SOURCE RECORDS =>
>>>

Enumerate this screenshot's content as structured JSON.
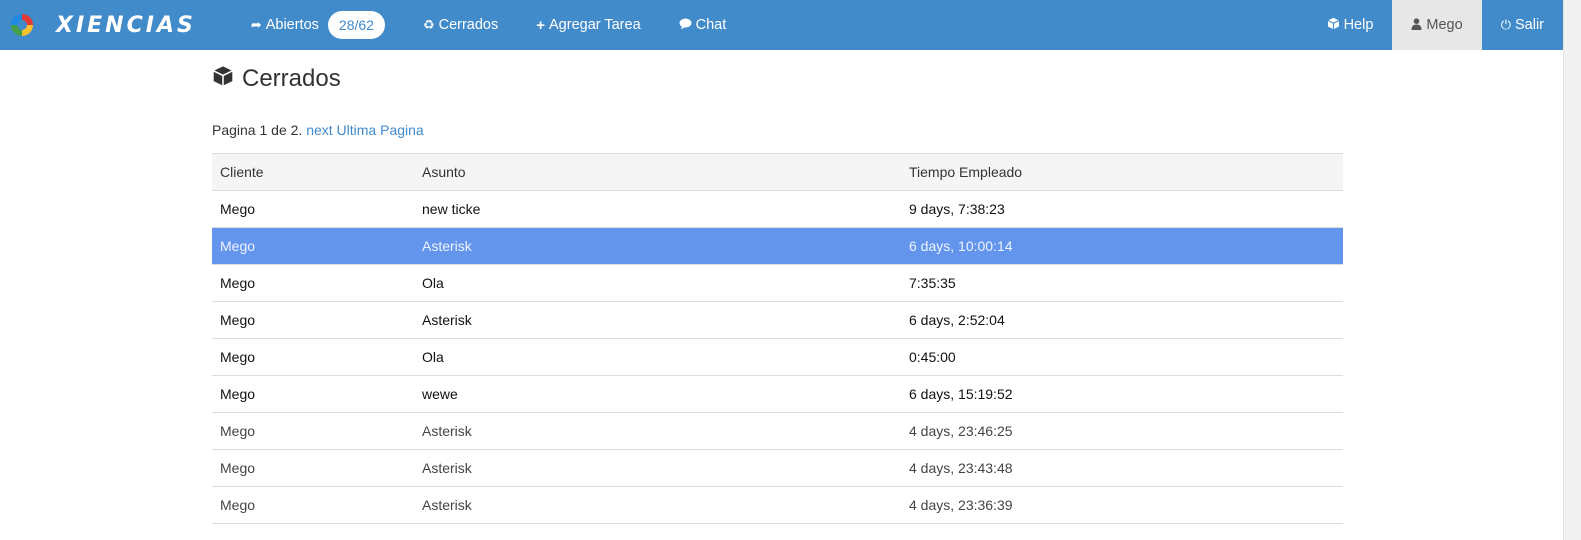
{
  "brand": {
    "name": "XIENCIAS"
  },
  "nav": {
    "abiertos": {
      "icon": "share-icon",
      "label": "Abiertos",
      "badge": "28/62"
    },
    "cerrados": {
      "icon": "recycle-icon",
      "label": "Cerrados"
    },
    "agregar": {
      "icon": "plus-icon",
      "label": "Agregar Tarea"
    },
    "chat": {
      "icon": "comment-icon",
      "label": "Chat"
    },
    "help": {
      "icon": "cube-icon",
      "label": "Help"
    },
    "user": {
      "icon": "user-icon",
      "label": "Mego"
    },
    "salir": {
      "icon": "power-icon",
      "label": "Salir"
    }
  },
  "page": {
    "title": "Cerrados",
    "title_icon": "cube-icon",
    "pager_text": "Pagina 1 de 2.",
    "next_link": "next",
    "last_link": "Ultima Pagina"
  },
  "table": {
    "headers": [
      "Cliente",
      "Asunto",
      "Tiempo Empleado"
    ],
    "rows": [
      {
        "cliente": "Mego",
        "asunto": "new ticke",
        "tiempo": "9 days, 7:38:23"
      },
      {
        "cliente": "Mego",
        "asunto": "Asterisk",
        "tiempo": "6 days, 10:00:14",
        "selected": true
      },
      {
        "cliente": "Mego",
        "asunto": "Ola",
        "tiempo": "7:35:35"
      },
      {
        "cliente": "Mego",
        "asunto": "Asterisk",
        "tiempo": "6 days, 2:52:04"
      },
      {
        "cliente": "Mego",
        "asunto": "Ola",
        "tiempo": "0:45:00"
      },
      {
        "cliente": "Mego",
        "asunto": "wewe",
        "tiempo": "6 days, 15:19:52"
      },
      {
        "cliente": "Mego",
        "asunto": "Asterisk",
        "tiempo": "4 days, 23:46:25"
      },
      {
        "cliente": "Mego",
        "asunto": "Asterisk",
        "tiempo": "4 days, 23:43:48"
      },
      {
        "cliente": "Mego",
        "asunto": "Asterisk",
        "tiempo": "4 days, 23:36:39"
      }
    ]
  },
  "colors": {
    "navbar": "#428bca",
    "selected_row": "#6495ed",
    "link": "#428bca"
  }
}
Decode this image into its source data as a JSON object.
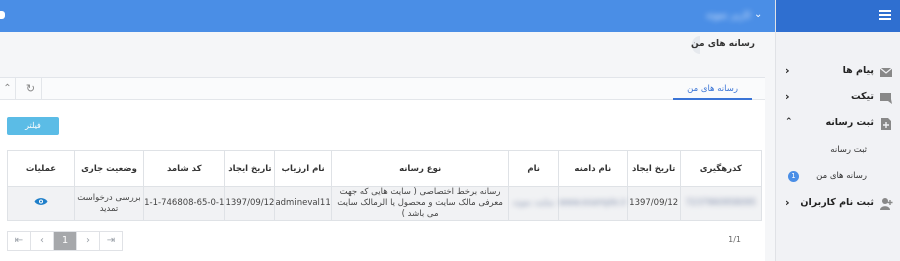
{
  "header": {
    "user_name": "کاربر نمونه"
  },
  "breadcrumb": "رسانه های من",
  "sidebar": {
    "items": [
      {
        "label": "پیام ها",
        "icon": "envelope-icon"
      },
      {
        "label": "تیکت",
        "icon": "chat-icon"
      },
      {
        "label": "ثبت رسانه",
        "icon": "file-add-icon"
      },
      {
        "label": "ثبت نام کاربران",
        "icon": "user-add-icon"
      }
    ],
    "subitems": [
      {
        "label": "ثبت رسانه"
      },
      {
        "label": "رسانه های من",
        "badge": "1"
      }
    ]
  },
  "tabs": {
    "active": "رسانه های من"
  },
  "toolbar": {
    "filter_label": "فیلتر"
  },
  "table": {
    "headers": [
      "کدرهگیری",
      "تاریخ ایجاد",
      "نام دامنه",
      "نام",
      "نوع رسانه",
      "نام ارزیاب",
      "تاریخ ایجاد",
      "کد شامد",
      "وضعیت جاری",
      "عملیات"
    ],
    "row": {
      "tracking_code": "7237960958095",
      "created": "1397/09/12",
      "domain": "www.example.ir",
      "name": "سایت نمونه",
      "media_type": "رسانه برخط اختصاصی ( سایت هایی که جهت معرفی مالک سایت و محصول یا الرمالک سایت می باشد )",
      "evaluator": "admineval11",
      "created2": "1397/09/12",
      "shamed_code": "1-1-746808-65-0-1",
      "status": "بررسی درخواست تمدید"
    }
  },
  "pagination": {
    "current": "1",
    "info": "1/1"
  }
}
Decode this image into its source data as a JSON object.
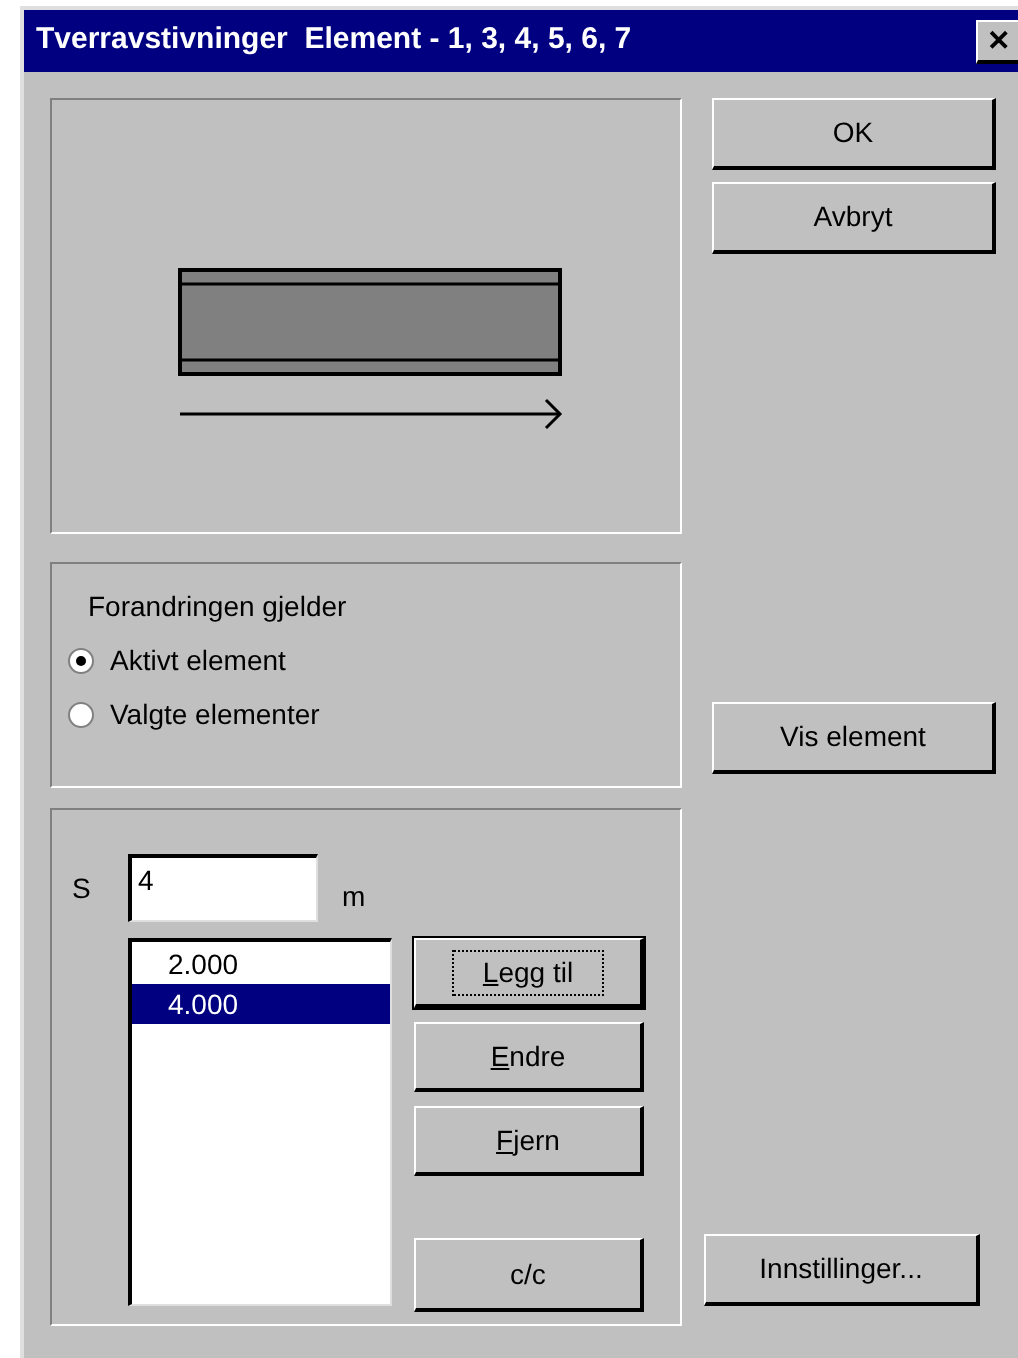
{
  "window": {
    "title": "Tverravstivninger  Element - 1, 3, 4, 5, 6, 7",
    "close": "✕"
  },
  "buttons_top": [
    {
      "label": "OK"
    },
    {
      "label": "Avbryt"
    }
  ],
  "scope_group": {
    "title": "Forandringen gjelder",
    "options": [
      {
        "label": "Aktivt element",
        "selected": true
      },
      {
        "label": "Valgte elementer",
        "selected": false
      }
    ]
  },
  "show_button": {
    "label": "Vis element"
  },
  "spacing": {
    "label": "S",
    "value": "4",
    "unit": "m",
    "list": [
      {
        "text": "2.000",
        "selected": false
      },
      {
        "text": "4.000",
        "selected": true
      }
    ],
    "buttons": [
      {
        "label": "Legg til",
        "underline_first": true,
        "default": true
      },
      {
        "label": "Endre",
        "underline_first": true,
        "default": false
      },
      {
        "label": "Fjern",
        "underline_first": true,
        "default": false
      }
    ],
    "cc_button": {
      "label": "c/c"
    }
  },
  "settings_button": {
    "label": "Innstillinger..."
  }
}
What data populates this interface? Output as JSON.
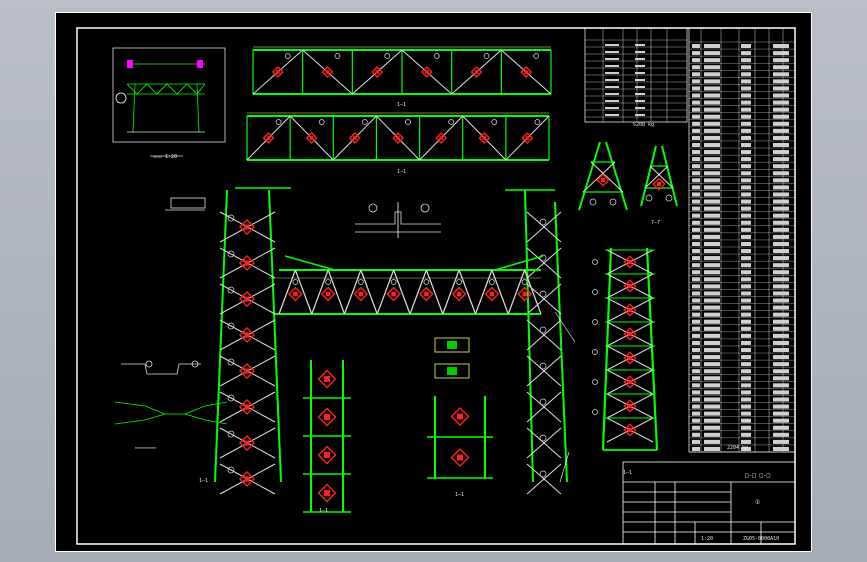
{
  "drawing": {
    "section_labels": [
      "1—1",
      "1—1",
      "7—7",
      "1—1",
      "1—1",
      "1—1",
      "1—1"
    ],
    "parts_table": {
      "rows": 58,
      "footer": "2204 kg"
    },
    "material_table": {
      "total": "5208 kg"
    },
    "title_block": {
      "title": "□-□  □-□",
      "drawing_no": "ZG05-0000A10",
      "scale": "1:20",
      "sheet_mark": "①"
    }
  },
  "colors": {
    "background": "#000000",
    "frame": "#ffffff",
    "member": "#00ff00",
    "bracing": "#e0e0e0",
    "dimension": "#ffff66",
    "plate": "#ff2020",
    "accent": "#ff00ff"
  }
}
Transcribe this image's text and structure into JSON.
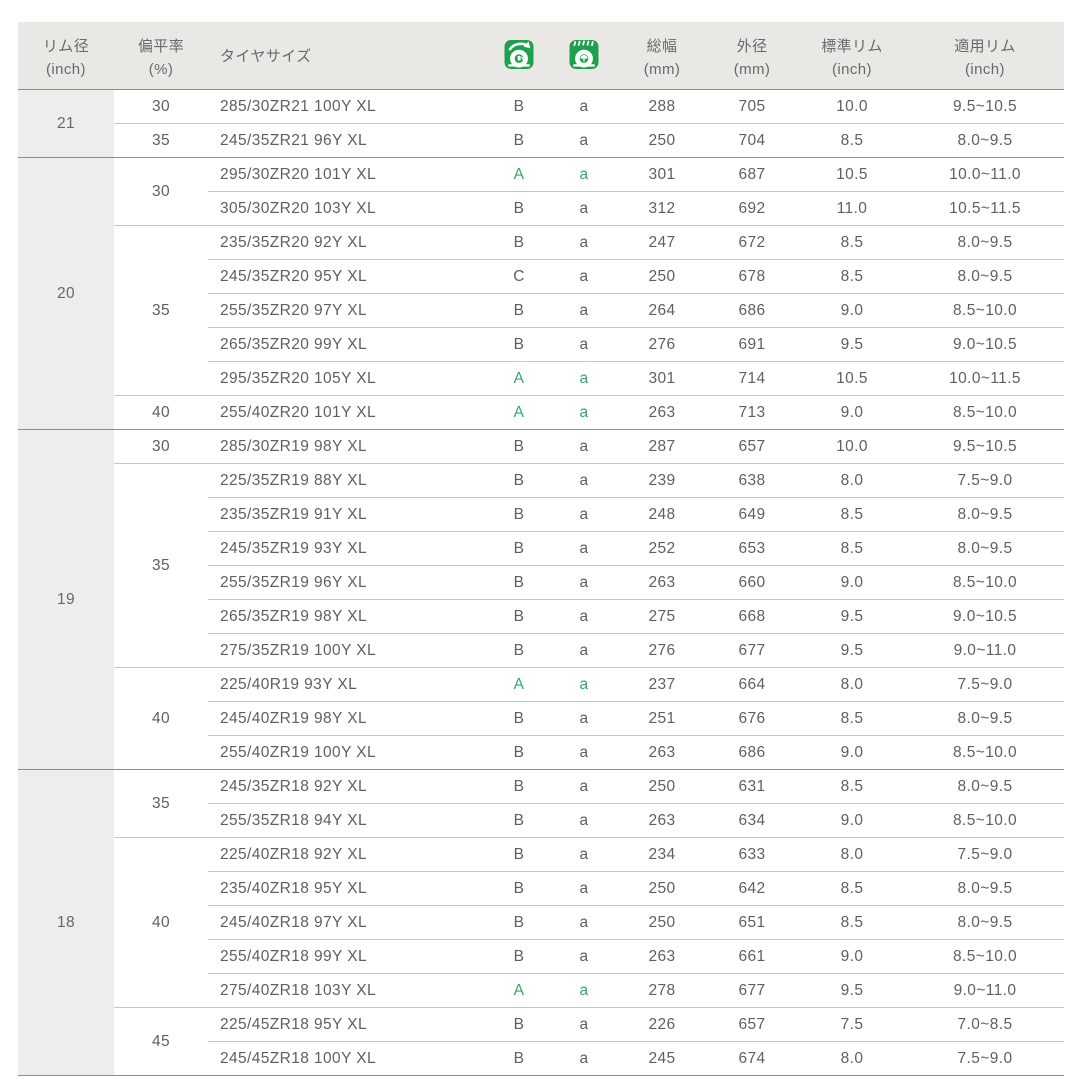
{
  "colors": {
    "icon_green": "#1ea050",
    "grade_green": "#39a566",
    "header_bg": "#eae8e5",
    "rim_column_bg": "#efedeb",
    "section_line": "#8f8d8a",
    "row_line": "#c8c6c3",
    "text": "#5f5f5f"
  },
  "table": {
    "columns": [
      {
        "key": "rim",
        "label": "リム径",
        "sub": "(inch)",
        "icon": null
      },
      {
        "key": "aspect",
        "label": "偏平率",
        "sub": "(%)",
        "icon": null
      },
      {
        "key": "size",
        "label": "タイヤサイズ",
        "sub": "",
        "icon": null
      },
      {
        "key": "fuel",
        "label": "",
        "sub": "",
        "icon": "fuel-efficiency-icon"
      },
      {
        "key": "wet",
        "label": "",
        "sub": "",
        "icon": "wet-grip-icon"
      },
      {
        "key": "width",
        "label": "総幅",
        "sub": "(mm)",
        "icon": null
      },
      {
        "key": "outer",
        "label": "外径",
        "sub": "(mm)",
        "icon": null
      },
      {
        "key": "std",
        "label": "標準リム",
        "sub": "(inch)",
        "icon": null
      },
      {
        "key": "range",
        "label": "適用リム",
        "sub": "(inch)",
        "icon": null
      }
    ],
    "sections": [
      {
        "rim": "21",
        "groups": [
          {
            "aspect": "30",
            "rows": [
              {
                "size": "285/30ZR21 100Y XL",
                "fuel": "B",
                "wet": "a",
                "width": "288",
                "outer": "705",
                "std": "10.0",
                "range": "9.5~10.5",
                "hl": false
              }
            ]
          },
          {
            "aspect": "35",
            "rows": [
              {
                "size": "245/35ZR21 96Y XL",
                "fuel": "B",
                "wet": "a",
                "width": "250",
                "outer": "704",
                "std": "8.5",
                "range": "8.0~9.5",
                "hl": false
              }
            ]
          }
        ]
      },
      {
        "rim": "20",
        "groups": [
          {
            "aspect": "30",
            "rows": [
              {
                "size": "295/30ZR20 101Y XL",
                "fuel": "A",
                "wet": "a",
                "width": "301",
                "outer": "687",
                "std": "10.5",
                "range": "10.0~11.0",
                "hl": true
              },
              {
                "size": "305/30ZR20 103Y XL",
                "fuel": "B",
                "wet": "a",
                "width": "312",
                "outer": "692",
                "std": "11.0",
                "range": "10.5~11.5",
                "hl": false
              }
            ]
          },
          {
            "aspect": "35",
            "rows": [
              {
                "size": "235/35ZR20 92Y XL",
                "fuel": "B",
                "wet": "a",
                "width": "247",
                "outer": "672",
                "std": "8.5",
                "range": "8.0~9.5",
                "hl": false
              },
              {
                "size": "245/35ZR20 95Y XL",
                "fuel": "C",
                "wet": "a",
                "width": "250",
                "outer": "678",
                "std": "8.5",
                "range": "8.0~9.5",
                "hl": false
              },
              {
                "size": "255/35ZR20 97Y XL",
                "fuel": "B",
                "wet": "a",
                "width": "264",
                "outer": "686",
                "std": "9.0",
                "range": "8.5~10.0",
                "hl": false
              },
              {
                "size": "265/35ZR20 99Y XL",
                "fuel": "B",
                "wet": "a",
                "width": "276",
                "outer": "691",
                "std": "9.5",
                "range": "9.0~10.5",
                "hl": false
              },
              {
                "size": "295/35ZR20 105Y XL",
                "fuel": "A",
                "wet": "a",
                "width": "301",
                "outer": "714",
                "std": "10.5",
                "range": "10.0~11.5",
                "hl": true
              }
            ]
          },
          {
            "aspect": "40",
            "rows": [
              {
                "size": "255/40ZR20 101Y XL",
                "fuel": "A",
                "wet": "a",
                "width": "263",
                "outer": "713",
                "std": "9.0",
                "range": "8.5~10.0",
                "hl": true
              }
            ]
          }
        ]
      },
      {
        "rim": "19",
        "groups": [
          {
            "aspect": "30",
            "rows": [
              {
                "size": "285/30ZR19 98Y XL",
                "fuel": "B",
                "wet": "a",
                "width": "287",
                "outer": "657",
                "std": "10.0",
                "range": "9.5~10.5",
                "hl": false
              }
            ]
          },
          {
            "aspect": "35",
            "rows": [
              {
                "size": "225/35ZR19 88Y XL",
                "fuel": "B",
                "wet": "a",
                "width": "239",
                "outer": "638",
                "std": "8.0",
                "range": "7.5~9.0",
                "hl": false
              },
              {
                "size": "235/35ZR19 91Y XL",
                "fuel": "B",
                "wet": "a",
                "width": "248",
                "outer": "649",
                "std": "8.5",
                "range": "8.0~9.5",
                "hl": false
              },
              {
                "size": "245/35ZR19 93Y XL",
                "fuel": "B",
                "wet": "a",
                "width": "252",
                "outer": "653",
                "std": "8.5",
                "range": "8.0~9.5",
                "hl": false
              },
              {
                "size": "255/35ZR19 96Y XL",
                "fuel": "B",
                "wet": "a",
                "width": "263",
                "outer": "660",
                "std": "9.0",
                "range": "8.5~10.0",
                "hl": false
              },
              {
                "size": "265/35ZR19 98Y XL",
                "fuel": "B",
                "wet": "a",
                "width": "275",
                "outer": "668",
                "std": "9.5",
                "range": "9.0~10.5",
                "hl": false
              },
              {
                "size": "275/35ZR19 100Y XL",
                "fuel": "B",
                "wet": "a",
                "width": "276",
                "outer": "677",
                "std": "9.5",
                "range": "9.0~11.0",
                "hl": false
              }
            ]
          },
          {
            "aspect": "40",
            "rows": [
              {
                "size": "225/40R19 93Y XL",
                "fuel": "A",
                "wet": "a",
                "width": "237",
                "outer": "664",
                "std": "8.0",
                "range": "7.5~9.0",
                "hl": true
              },
              {
                "size": "245/40ZR19 98Y XL",
                "fuel": "B",
                "wet": "a",
                "width": "251",
                "outer": "676",
                "std": "8.5",
                "range": "8.0~9.5",
                "hl": false
              },
              {
                "size": "255/40ZR19 100Y XL",
                "fuel": "B",
                "wet": "a",
                "width": "263",
                "outer": "686",
                "std": "9.0",
                "range": "8.5~10.0",
                "hl": false
              }
            ]
          }
        ]
      },
      {
        "rim": "18",
        "groups": [
          {
            "aspect": "35",
            "rows": [
              {
                "size": "245/35ZR18 92Y XL",
                "fuel": "B",
                "wet": "a",
                "width": "250",
                "outer": "631",
                "std": "8.5",
                "range": "8.0~9.5",
                "hl": false
              },
              {
                "size": "255/35ZR18 94Y XL",
                "fuel": "B",
                "wet": "a",
                "width": "263",
                "outer": "634",
                "std": "9.0",
                "range": "8.5~10.0",
                "hl": false
              }
            ]
          },
          {
            "aspect": "40",
            "rows": [
              {
                "size": "225/40ZR18 92Y XL",
                "fuel": "B",
                "wet": "a",
                "width": "234",
                "outer": "633",
                "std": "8.0",
                "range": "7.5~9.0",
                "hl": false
              },
              {
                "size": "235/40ZR18 95Y XL",
                "fuel": "B",
                "wet": "a",
                "width": "250",
                "outer": "642",
                "std": "8.5",
                "range": "8.0~9.5",
                "hl": false
              },
              {
                "size": "245/40ZR18 97Y XL",
                "fuel": "B",
                "wet": "a",
                "width": "250",
                "outer": "651",
                "std": "8.5",
                "range": "8.0~9.5",
                "hl": false
              },
              {
                "size": "255/40ZR18 99Y XL",
                "fuel": "B",
                "wet": "a",
                "width": "263",
                "outer": "661",
                "std": "9.0",
                "range": "8.5~10.0",
                "hl": false
              },
              {
                "size": "275/40ZR18 103Y XL",
                "fuel": "A",
                "wet": "a",
                "width": "278",
                "outer": "677",
                "std": "9.5",
                "range": "9.0~11.0",
                "hl": true
              }
            ]
          },
          {
            "aspect": "45",
            "rows": [
              {
                "size": "225/45ZR18 95Y XL",
                "fuel": "B",
                "wet": "a",
                "width": "226",
                "outer": "657",
                "std": "7.5",
                "range": "7.0~8.5",
                "hl": false
              },
              {
                "size": "245/45ZR18 100Y XL",
                "fuel": "B",
                "wet": "a",
                "width": "245",
                "outer": "674",
                "std": "8.0",
                "range": "7.5~9.0",
                "hl": false
              }
            ]
          }
        ]
      }
    ]
  }
}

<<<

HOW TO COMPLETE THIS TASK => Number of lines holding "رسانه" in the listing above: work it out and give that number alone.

EXERCISE RESULT => 7